Donald Spector is a Harvard-trained (A.B., A.M., and Ph.D.) theoretical physicist, interdisciplinary scholar, and Star Trek fan. A professor of physics at Hobart and William Smith Colleges since 1989, he has taught his highly popular course “Beam Me Up, Einstein!”: Physics through Star Trek for over 20 years, attracting the attention of Cosmo Girl! magazine and the Dallas Morning News. And if Star Trek isn’t enough, you can also find Spector and his "rule of thumb for supernovas" in the best-seller What If? by xkcd’s Randall Munroe. Spector’s scientific research focuses on particle physics, string theory, and information theory. His work has been recognized by the National Science Foundation, the Japan Society for the Promotion of Science, the Kavli Institute for Theoretical Physics, the Foundational Questions Institute, and Research Corporation.
Spector sits on the boards of the Anacapa Society and the Institute for Science and Interdisciplinary Studies.
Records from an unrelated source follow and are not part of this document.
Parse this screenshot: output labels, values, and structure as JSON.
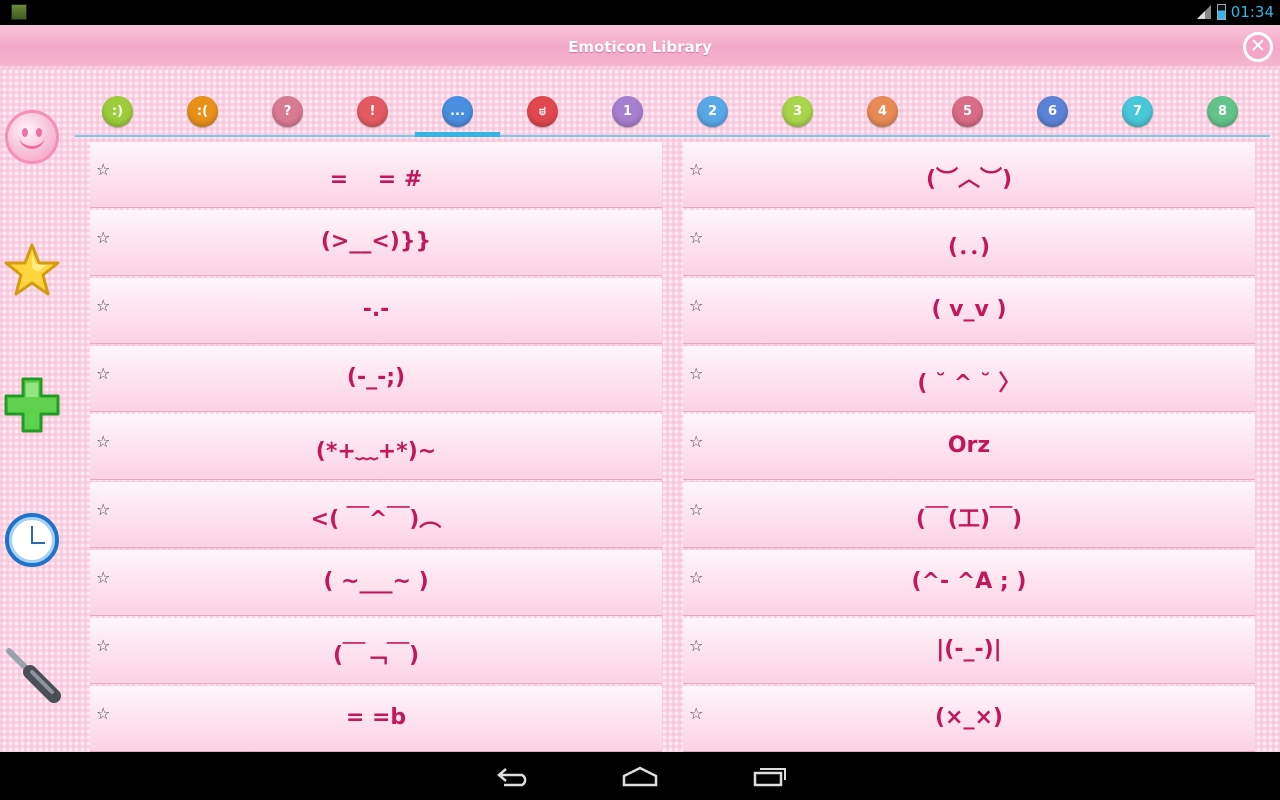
{
  "status_bar": {
    "time": "01:34"
  },
  "app": {
    "title": "Emoticon Library"
  },
  "sidebar": [
    {
      "id": "smiley",
      "icon": "smiley-icon"
    },
    {
      "id": "favorites",
      "icon": "star-icon"
    },
    {
      "id": "add",
      "icon": "plus-icon"
    },
    {
      "id": "recent",
      "icon": "clock-icon"
    },
    {
      "id": "settings",
      "icon": "screwdriver-icon"
    }
  ],
  "tabs": [
    {
      "label": ":)",
      "color": "#9ccc3a"
    },
    {
      "label": ":(",
      "color": "#e8901a"
    },
    {
      "label": "?",
      "color": "#d97a93"
    },
    {
      "label": "!",
      "color": "#e45a63"
    },
    {
      "label": "...",
      "color": "#4a8ee0",
      "active": true
    },
    {
      "label": "ಠ",
      "color": "#e0474f"
    },
    {
      "label": "1",
      "color": "#a77fd0"
    },
    {
      "label": "2",
      "color": "#58a8e8"
    },
    {
      "label": "3",
      "color": "#a9d44b"
    },
    {
      "label": "4",
      "color": "#e88a56"
    },
    {
      "label": "5",
      "color": "#d96b87"
    },
    {
      "label": "6",
      "color": "#5b82d6"
    },
    {
      "label": "7",
      "color": "#48c7d9"
    },
    {
      "label": "8",
      "color": "#62c48a"
    }
  ],
  "left_column": [
    "=　 = #",
    "(>__<)}}",
    "-.-",
    "(-_-;)",
    "(*+﹏+*)~",
    "<( ￣^￣)︵",
    "( ~___~ )",
    "(￣﹁￣)",
    "= =b"
  ],
  "right_column": [
    "(︶︿︶)",
    "(．．)",
    "( v_v )",
    "( ˘ ^ ˘ 〉",
    "Orz",
    "(￣(工)￣)",
    "(^- ^A ; )",
    "|(-_-)|",
    "(×_×)"
  ],
  "colors": {
    "accent": "#33b5e5",
    "emoticon_text": "#c2185b",
    "title_bar": "#f3a9c7"
  }
}
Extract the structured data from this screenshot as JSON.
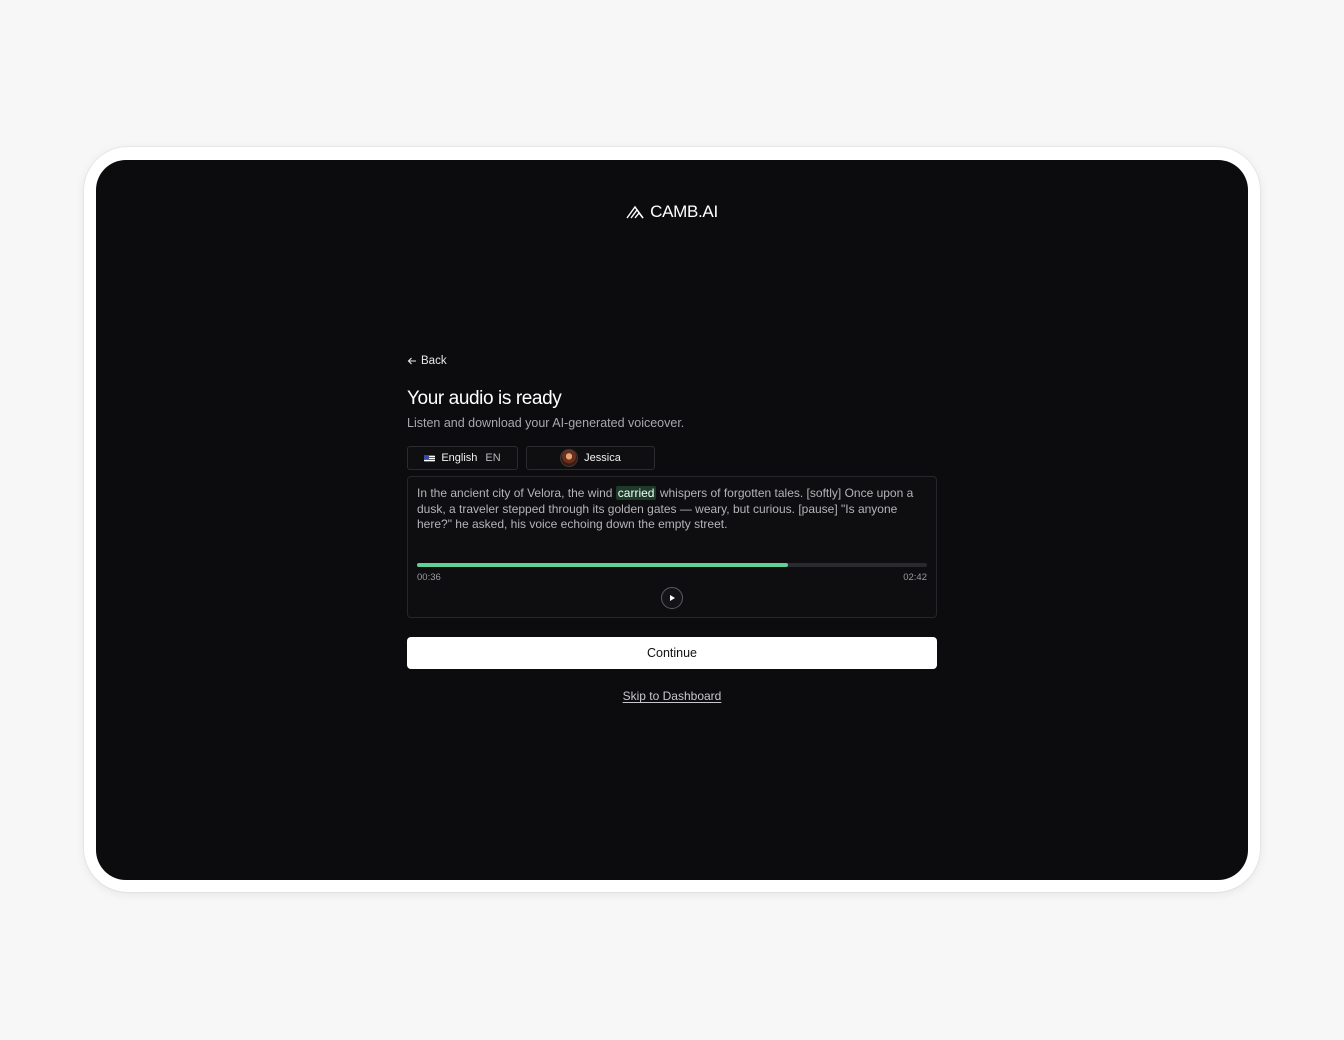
{
  "brand": {
    "name": "CAMB.AI"
  },
  "nav": {
    "back_label": "Back"
  },
  "header": {
    "title": "Your audio is ready",
    "subtitle": "Listen and download your AI-generated voiceover."
  },
  "language": {
    "flag": "us-flag-icon",
    "name": "English",
    "code": "EN"
  },
  "voice": {
    "name": "Jessica"
  },
  "transcript": {
    "before": "In the ancient city of Velora, the wind ",
    "highlight": "carried",
    "after": " whispers of forgotten tales. [softly] Once upon a dusk, a traveler stepped through its golden gates — weary, but curious. [pause] \"Is anyone here?\" he asked, his voice echoing down the empty street."
  },
  "player": {
    "current_time": "00:36",
    "total_time": "02:42",
    "progress_fraction": 0.727,
    "accent_color": "#5fd09a"
  },
  "actions": {
    "continue_label": "Continue",
    "skip_label": "Skip to Dashboard"
  }
}
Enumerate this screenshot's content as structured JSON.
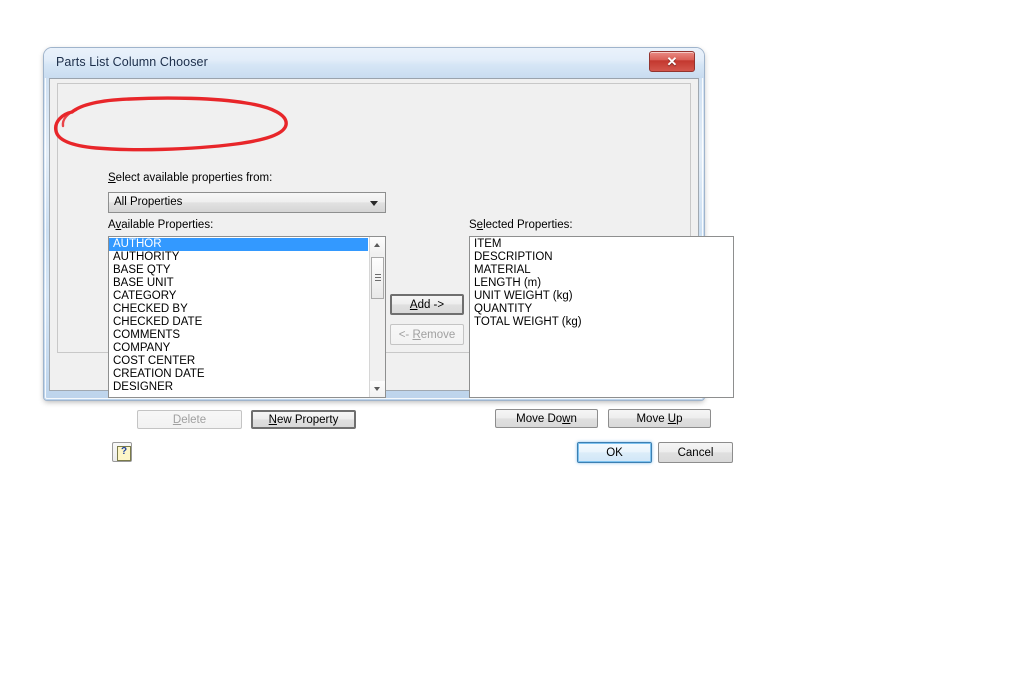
{
  "window": {
    "title": "Parts List Column Chooser",
    "close_icon": "close-x-icon",
    "close_glyph": "✕"
  },
  "labels": {
    "select_from": "Select available properties from:",
    "select_from_accel": "S",
    "available": "Available Properties:",
    "available_accel": "v",
    "selected": "Selected Properties:",
    "selected_accel": "e"
  },
  "combo": {
    "value": "All Properties",
    "arrow_icon": "chevron-down-icon",
    "options": [
      "All Properties"
    ]
  },
  "available_properties": [
    "AUTHOR",
    "AUTHORITY",
    "BASE QTY",
    "BASE UNIT",
    "CATEGORY",
    "CHECKED BY",
    "CHECKED DATE",
    "COMMENTS",
    "COMPANY",
    "COST CENTER",
    "CREATION DATE",
    "DESIGNER"
  ],
  "available_selected_index": 0,
  "selected_properties": [
    "ITEM",
    "DESCRIPTION",
    "MATERIAL",
    "LENGTH (m)",
    "UNIT WEIGHT (kg)",
    "QUANTITY",
    "TOTAL WEIGHT (kg)"
  ],
  "buttons": {
    "add": {
      "label_pre": "",
      "accel": "A",
      "label_post": "dd ->",
      "enabled": true
    },
    "remove": {
      "label_pre": "<- ",
      "accel": "R",
      "label_post": "emove",
      "enabled": false
    },
    "delete": {
      "label_pre": "",
      "accel": "D",
      "label_post": "elete",
      "enabled": false
    },
    "new_property": {
      "label_pre": "",
      "accel": "N",
      "label_post": "ew Property",
      "enabled": true
    },
    "move_down": {
      "label_pre": "Move Do",
      "accel": "w",
      "label_post": "n",
      "enabled": true
    },
    "move_up": {
      "label_pre": "Move ",
      "accel": "U",
      "label_post": "p",
      "enabled": true
    },
    "ok": {
      "label": "OK",
      "enabled": true,
      "is_default": true
    },
    "cancel": {
      "label": "Cancel",
      "enabled": true
    },
    "help": {
      "icon": "help-question-icon",
      "glyph": "?"
    }
  },
  "scrollbar": {
    "up_icon": "scroll-up-arrow-icon",
    "down_icon": "scroll-down-arrow-icon"
  },
  "annotation": {
    "type": "hand-drawn-ellipse",
    "color": "#e8262a",
    "target": "combo"
  },
  "colors": {
    "selection_blue": "#3399ff",
    "annotation_red": "#e8262a",
    "title_text": "#1c2e4a",
    "dialog_bg": "#f0f0f0",
    "close_red": "#c3382f",
    "default_button_border": "#3c7fb1"
  }
}
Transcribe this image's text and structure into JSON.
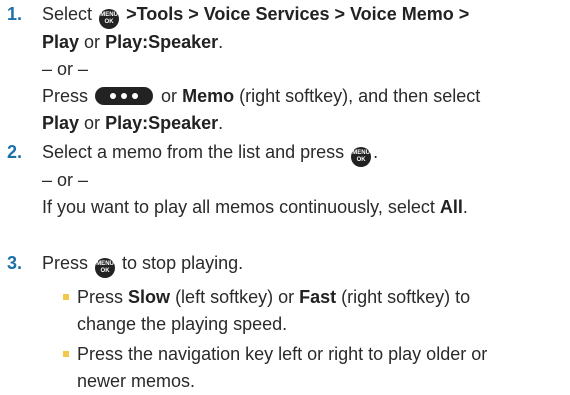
{
  "step1": {
    "number": "1.",
    "select": "Select",
    "path": ">Tools > Voice Services > Voice Memo >",
    "play": "Play",
    "or1": "or",
    "play_speaker": "Play:Speaker",
    "period": ".",
    "or_separator": "– or –",
    "press": "Press",
    "or2": "or",
    "memo": "Memo",
    "memo_suffix": "(right softkey), and then select",
    "play2": "Play",
    "or3": "or",
    "play_speaker2": "Play:Speaker",
    "period2": "."
  },
  "step2": {
    "number": "2.",
    "text": "Select a memo from the list and press",
    "period": ".",
    "or_separator": "– or –",
    "text2": "If you want to play all memos continuously, select",
    "all": "All",
    "period2": "."
  },
  "step3": {
    "number": "3.",
    "press": "Press",
    "text": "to stop playing."
  },
  "bullets": [
    {
      "before": "Press",
      "slow": "Slow",
      "mid": "(left softkey) or",
      "fast": "Fast",
      "after": "(right softkey) to",
      "line2": "change the playing speed."
    },
    {
      "line1": "Press the navigation key left or right to play older or",
      "line2": "newer memos."
    }
  ],
  "menu_key": {
    "top": "MENU",
    "bottom": "OK"
  }
}
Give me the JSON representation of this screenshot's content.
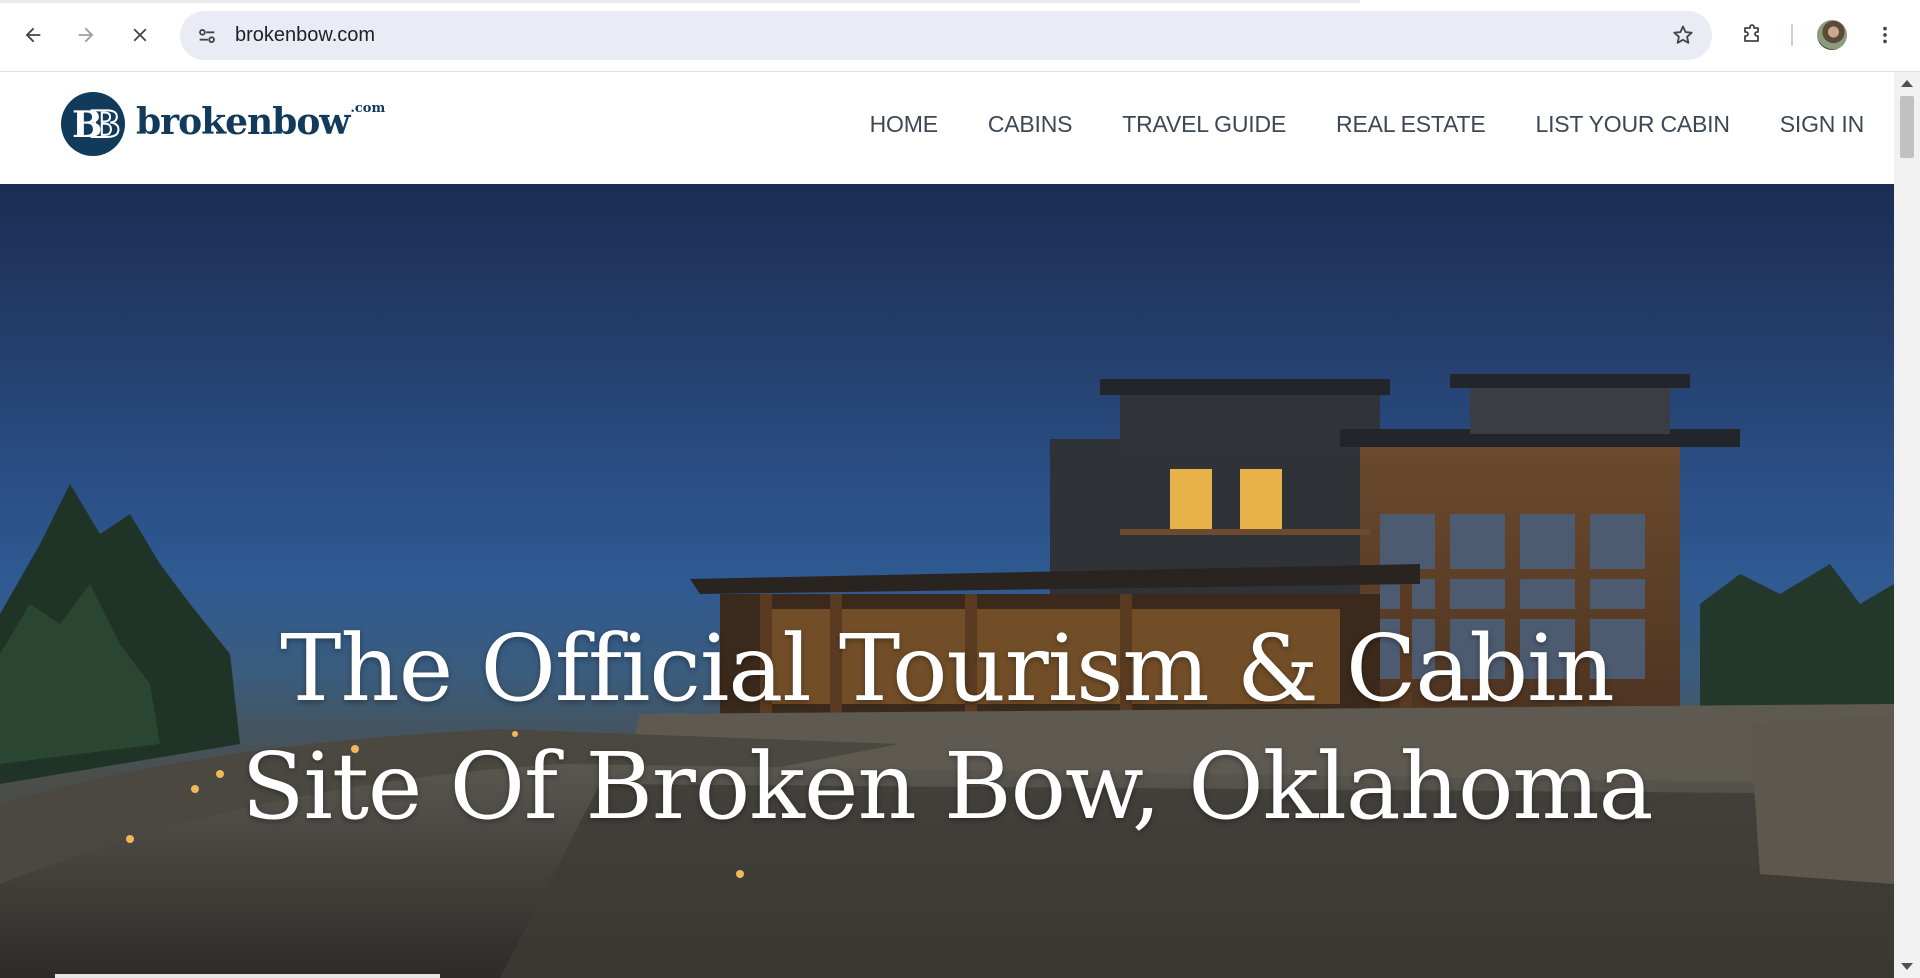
{
  "browser": {
    "url": "brokenbow.com",
    "icons": {
      "back": "arrow-left-icon",
      "forward": "arrow-right-icon",
      "stop": "close-icon",
      "site_info": "tune-icon",
      "bookmark": "star-icon",
      "extensions": "puzzle-icon",
      "profile": "avatar",
      "menu": "more-vert-icon"
    }
  },
  "site": {
    "logo_text": "brokenbow",
    "logo_suffix": ".com",
    "brand_color": "#123a5b",
    "nav": [
      {
        "label": "HOME"
      },
      {
        "label": "CABINS"
      },
      {
        "label": "TRAVEL GUIDE"
      },
      {
        "label": "REAL ESTATE"
      },
      {
        "label": "LIST YOUR CABIN"
      },
      {
        "label": "SIGN IN"
      }
    ]
  },
  "hero": {
    "title_line1": "The Official Tourism & Cabin",
    "title_line2": "Site Of Broken Bow, Oklahoma"
  }
}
His work in theoretical physics has also offered insights into topics as varied as number theory and the expectations built into human vision. Spector has been a regular consultant to theatrical productions, as well as for plays in development. He has published and lectured on Waiting for Godot and the many worlds interpretation of quantum mechanics, as well as on the manifestation of mathematical and physical ideas in music and art. Spector has exhibited video art which brings to life aspects of quantum measurement, created tools for music composition based on modular multiplication, and performed on stage himself, including as Kepler in Susan Gerofsky’s Kepler: A Renaissance Folk Play in Verse and as Patrick in John Mighton’s Half Life.